When we spend time outdoors, it’s always nice to bring along a camera. For some, that’s a compact digital camera, for others, it’s a multi-lens DSLR. It really depends on whether you’re recording family activities, taking wildlife photos, or simply capturing the sunset or drops of dew on a blooming flower. Before going on vacation to New Zealand, I had purchased a neoprene camera strap that was promised to reduce the fatigue of carrying a large camera and 70-210 f2.8 lens. When the strap failed, it sent my expensive DSLR and lens crashing to the ground.
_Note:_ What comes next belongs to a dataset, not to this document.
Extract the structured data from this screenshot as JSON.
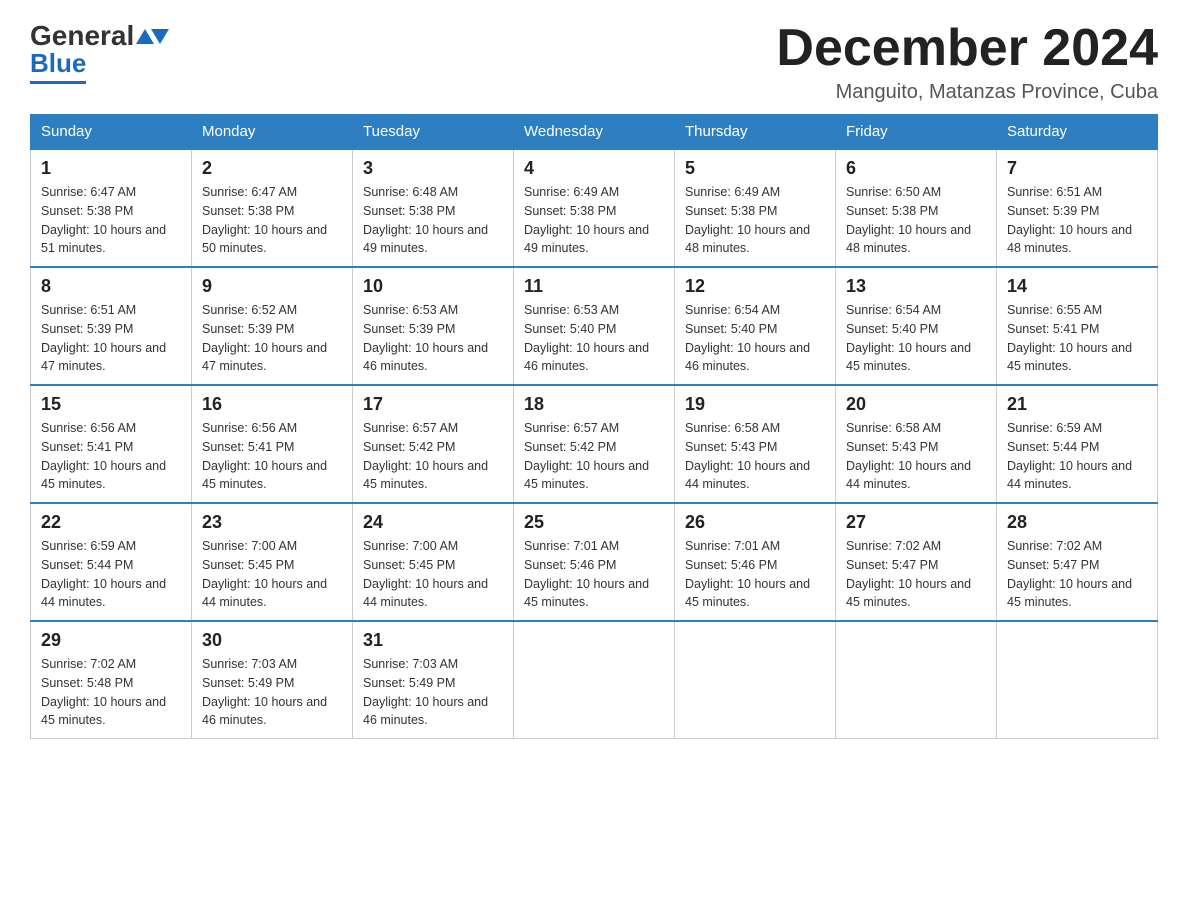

Thanks to some quick reflexes, I was able to grab the strap and pull up quickly, causing a bungee effect as the neoprene stretched and snapped back. The end result was a large dent in the filter threads of a lens I could barely afford to purchase in the first place, let alone replace.
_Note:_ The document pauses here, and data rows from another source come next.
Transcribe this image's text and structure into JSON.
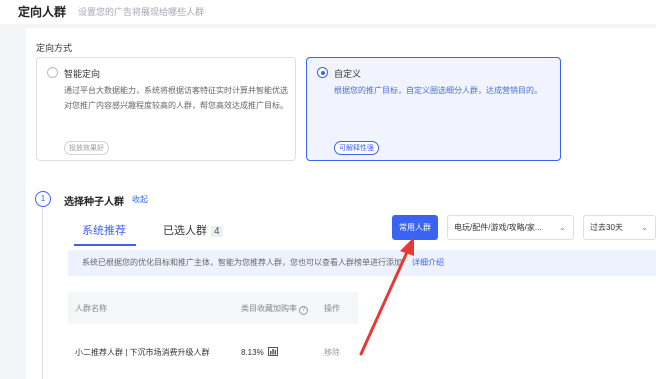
{
  "header": {
    "title": "定向人群",
    "subtitle": "设置您的广告将展现给哪些人群"
  },
  "targeting": {
    "label": "定向方式",
    "options": [
      {
        "title": "智能定向",
        "desc": "通过平台大数据能力，系统将根据访客特征实时计算并智能优选对您推广内容感兴趣程度较高的人群，帮您高效达成推广目标。",
        "tag": "投放效果好",
        "selected": false
      },
      {
        "title": "自定义",
        "desc": "根据您的推广目标，自定义圈选细分人群，达成营销目的。",
        "tag": "可解释性强",
        "selected": true
      }
    ]
  },
  "step": {
    "number": "1",
    "title": "选择种子人群",
    "collapse": "收起"
  },
  "tabs": {
    "recommended": "系统推荐",
    "selected": "已选人群",
    "selected_count": "4"
  },
  "toolbar": {
    "common_button": "常用人群",
    "category_select": "电玩/配件/游戏/攻略/家...",
    "time_select": "过去30天"
  },
  "notice": {
    "text": "系统已根据您的优化目标和推广主体，智能为您推荐人群，您也可以查看人群榜单进行添加",
    "more": "详细介绍"
  },
  "table": {
    "headers": [
      "人群名称",
      "类目收藏加购率",
      "操作"
    ],
    "rows": [
      {
        "name": "小二推荐人群 | 下沉市场消费升级人群",
        "rate": "8.13%",
        "action": "移除"
      }
    ]
  },
  "colors": {
    "primary": "#3a63f2",
    "annotation_arrow": "#e53935"
  }
}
From that day forward, I stubbornly relied on straps that provided maximum security for my gear, at the expense of comfort. At least, I did until the 2011 Outdoor Retailer Summer Market, when I was introduced to Bron Imaging’s Sun Sniper. One of the reasons I accepted it to review was to smugly prove yet again that nothing beats a heavy strap threaded through your camera’s lugs. And I was wrong. (Happens more often than I’d care to admit) Part of my skepticism stemmed from how the Sun Sniper attaches to your camera. While it’s reasonable to be concerned at first at the thought of attaching a strap via the tripod socket, there’s a rubber gasket that crushes a little as the bolt is threaded into the socket, creating tension that keeps it from loosening. Once it’s threaded in, the strap swivels easily on stainless steel ball bearings. Speaking of steel, the strap itself has steel wire running through it, which not only contributes to durability during outdoor activities, but allows the Sun Sniper to offer insurance of up to $500 if a thief manages to cut your strap and steal your camera.
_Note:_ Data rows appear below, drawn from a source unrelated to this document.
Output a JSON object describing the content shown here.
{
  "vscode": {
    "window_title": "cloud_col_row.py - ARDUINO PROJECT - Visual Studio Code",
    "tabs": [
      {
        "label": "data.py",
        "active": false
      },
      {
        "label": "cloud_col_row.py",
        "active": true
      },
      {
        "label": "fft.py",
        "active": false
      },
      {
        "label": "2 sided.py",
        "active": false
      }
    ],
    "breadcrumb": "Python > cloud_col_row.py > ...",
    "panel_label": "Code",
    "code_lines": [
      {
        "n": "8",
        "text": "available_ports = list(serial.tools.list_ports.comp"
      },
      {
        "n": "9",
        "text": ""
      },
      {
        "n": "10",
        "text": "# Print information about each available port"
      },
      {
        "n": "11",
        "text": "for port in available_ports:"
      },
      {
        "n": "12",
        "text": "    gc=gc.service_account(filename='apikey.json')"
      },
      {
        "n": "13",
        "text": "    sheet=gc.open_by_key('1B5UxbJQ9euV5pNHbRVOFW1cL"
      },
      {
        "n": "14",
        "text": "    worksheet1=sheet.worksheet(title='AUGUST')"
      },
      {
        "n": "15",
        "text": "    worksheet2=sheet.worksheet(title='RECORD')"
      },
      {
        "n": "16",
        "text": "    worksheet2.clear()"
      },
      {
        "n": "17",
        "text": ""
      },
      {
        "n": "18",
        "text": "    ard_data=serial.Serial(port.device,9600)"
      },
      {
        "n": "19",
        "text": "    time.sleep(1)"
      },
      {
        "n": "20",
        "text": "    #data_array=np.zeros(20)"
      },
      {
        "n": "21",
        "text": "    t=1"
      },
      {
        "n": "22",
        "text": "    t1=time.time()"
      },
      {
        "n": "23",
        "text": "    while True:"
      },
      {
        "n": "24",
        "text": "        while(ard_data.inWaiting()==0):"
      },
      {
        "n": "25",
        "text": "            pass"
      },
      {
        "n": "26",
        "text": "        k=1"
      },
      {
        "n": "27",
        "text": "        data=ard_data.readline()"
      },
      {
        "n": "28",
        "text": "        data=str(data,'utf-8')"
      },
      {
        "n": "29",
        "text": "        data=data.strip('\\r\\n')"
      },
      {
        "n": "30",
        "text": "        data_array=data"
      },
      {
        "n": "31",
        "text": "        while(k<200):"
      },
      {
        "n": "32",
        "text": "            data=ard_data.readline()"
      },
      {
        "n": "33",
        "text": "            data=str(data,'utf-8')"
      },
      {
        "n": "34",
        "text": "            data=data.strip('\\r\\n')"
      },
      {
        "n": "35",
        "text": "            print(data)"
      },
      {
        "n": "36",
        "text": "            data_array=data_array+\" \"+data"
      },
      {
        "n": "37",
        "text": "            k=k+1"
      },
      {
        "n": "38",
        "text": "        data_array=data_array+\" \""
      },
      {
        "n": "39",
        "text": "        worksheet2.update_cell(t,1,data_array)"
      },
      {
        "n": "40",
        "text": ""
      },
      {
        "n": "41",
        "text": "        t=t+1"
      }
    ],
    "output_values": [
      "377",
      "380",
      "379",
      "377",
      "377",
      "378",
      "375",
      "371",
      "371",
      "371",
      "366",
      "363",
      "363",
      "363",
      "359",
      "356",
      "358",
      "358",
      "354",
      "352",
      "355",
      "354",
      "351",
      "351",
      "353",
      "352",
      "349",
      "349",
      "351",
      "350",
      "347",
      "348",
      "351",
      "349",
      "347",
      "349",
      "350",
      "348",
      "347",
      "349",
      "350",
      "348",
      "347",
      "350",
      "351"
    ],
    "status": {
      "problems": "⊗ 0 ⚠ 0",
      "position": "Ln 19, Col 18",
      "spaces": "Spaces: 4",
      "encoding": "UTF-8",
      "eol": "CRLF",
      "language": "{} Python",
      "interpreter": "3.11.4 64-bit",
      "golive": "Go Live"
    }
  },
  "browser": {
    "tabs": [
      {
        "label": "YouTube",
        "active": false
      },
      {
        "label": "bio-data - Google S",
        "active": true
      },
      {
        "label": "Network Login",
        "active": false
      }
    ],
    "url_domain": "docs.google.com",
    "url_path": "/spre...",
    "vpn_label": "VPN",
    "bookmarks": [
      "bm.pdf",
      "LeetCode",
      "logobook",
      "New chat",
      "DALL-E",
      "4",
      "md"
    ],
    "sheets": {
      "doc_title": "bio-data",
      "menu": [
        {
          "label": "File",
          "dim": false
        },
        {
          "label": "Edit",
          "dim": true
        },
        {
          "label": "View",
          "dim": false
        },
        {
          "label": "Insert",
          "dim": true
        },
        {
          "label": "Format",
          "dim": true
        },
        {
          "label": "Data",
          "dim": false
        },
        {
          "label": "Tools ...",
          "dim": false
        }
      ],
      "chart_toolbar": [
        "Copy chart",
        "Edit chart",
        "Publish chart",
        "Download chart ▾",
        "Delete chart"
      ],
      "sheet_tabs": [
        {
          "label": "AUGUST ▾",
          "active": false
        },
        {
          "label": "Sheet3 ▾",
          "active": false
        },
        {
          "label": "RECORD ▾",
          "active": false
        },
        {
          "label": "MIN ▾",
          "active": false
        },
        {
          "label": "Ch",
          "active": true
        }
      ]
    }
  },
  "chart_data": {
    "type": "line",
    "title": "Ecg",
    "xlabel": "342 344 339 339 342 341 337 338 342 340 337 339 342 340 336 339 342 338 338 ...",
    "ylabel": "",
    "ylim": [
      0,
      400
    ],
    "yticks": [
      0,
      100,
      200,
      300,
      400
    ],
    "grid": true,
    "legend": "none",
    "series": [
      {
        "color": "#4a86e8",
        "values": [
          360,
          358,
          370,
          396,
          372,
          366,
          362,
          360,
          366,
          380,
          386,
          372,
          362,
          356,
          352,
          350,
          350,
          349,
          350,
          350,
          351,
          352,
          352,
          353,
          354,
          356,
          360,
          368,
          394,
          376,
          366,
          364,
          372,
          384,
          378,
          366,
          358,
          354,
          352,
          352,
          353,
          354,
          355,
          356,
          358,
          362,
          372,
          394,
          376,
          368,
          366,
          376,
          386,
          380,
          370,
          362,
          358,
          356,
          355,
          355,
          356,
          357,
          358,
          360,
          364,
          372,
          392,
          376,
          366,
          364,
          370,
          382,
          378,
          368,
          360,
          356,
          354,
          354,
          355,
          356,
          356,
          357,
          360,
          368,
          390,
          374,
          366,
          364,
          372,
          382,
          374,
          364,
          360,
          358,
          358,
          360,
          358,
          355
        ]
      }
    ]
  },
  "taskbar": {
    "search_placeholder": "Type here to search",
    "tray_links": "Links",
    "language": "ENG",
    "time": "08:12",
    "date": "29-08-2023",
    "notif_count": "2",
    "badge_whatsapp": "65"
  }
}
After a brief courtship where we worked out our trust issues (accepting the fact that the attachment point is truly secure), I started to really enjoy the strap for the comfort it provides. Rather than hanging the weight off your neck, with the camera thumping and bumping against your chest with each step, (something I had no problem doing for 20+ years, thank you) the Sun Sniper takes a very different approach. It’s worn sling-style on your left shoulder, with the camera hanging at your right side, around hip level. A nicely padded section distributes the weight across your shoulder, while the underside is rubberized for grip. There’s some sort of suspension system built into the strap, which tames the usual jarring action experienced when walking, or running from bears. I found that once properly adjusted, grabbing my camera was a very natural motion. The thinner section of the strap runs through that loop in the swivel as you bring it up to your eye, so the strap never really moves from your shoulder. While there is a bit of friction, it’s nothing worrisome. Here’s a couple of photos, provided by Sun Sniper:
Downsides? For vertical shots, the strap can be in a slightly awkward position near your face. But that’s not really much different than a traditional strap. When worn with a backpack, there may be some interference from the hip and shoulder straps. Comfort didn’t suffer as much when paired with a Geigerrig hydration pack, but care has to be taken that it doesn’t get tangled in the hose or air line. Using it with a flash bracket was just too awkward for me, as was using a shoe-mount flash. Your results may vary. Only time will tell if the friction of the ballistic nylon strap against the polished steel loop will cause any wear, but that’s one of those issues that could take years before it’s cause for concern.
Overall, it provides comfort for me and security for me camera. If it’s good enough for Gerd Ludwig, (of National Geographic Magazine) it’s good enough for the rest of us.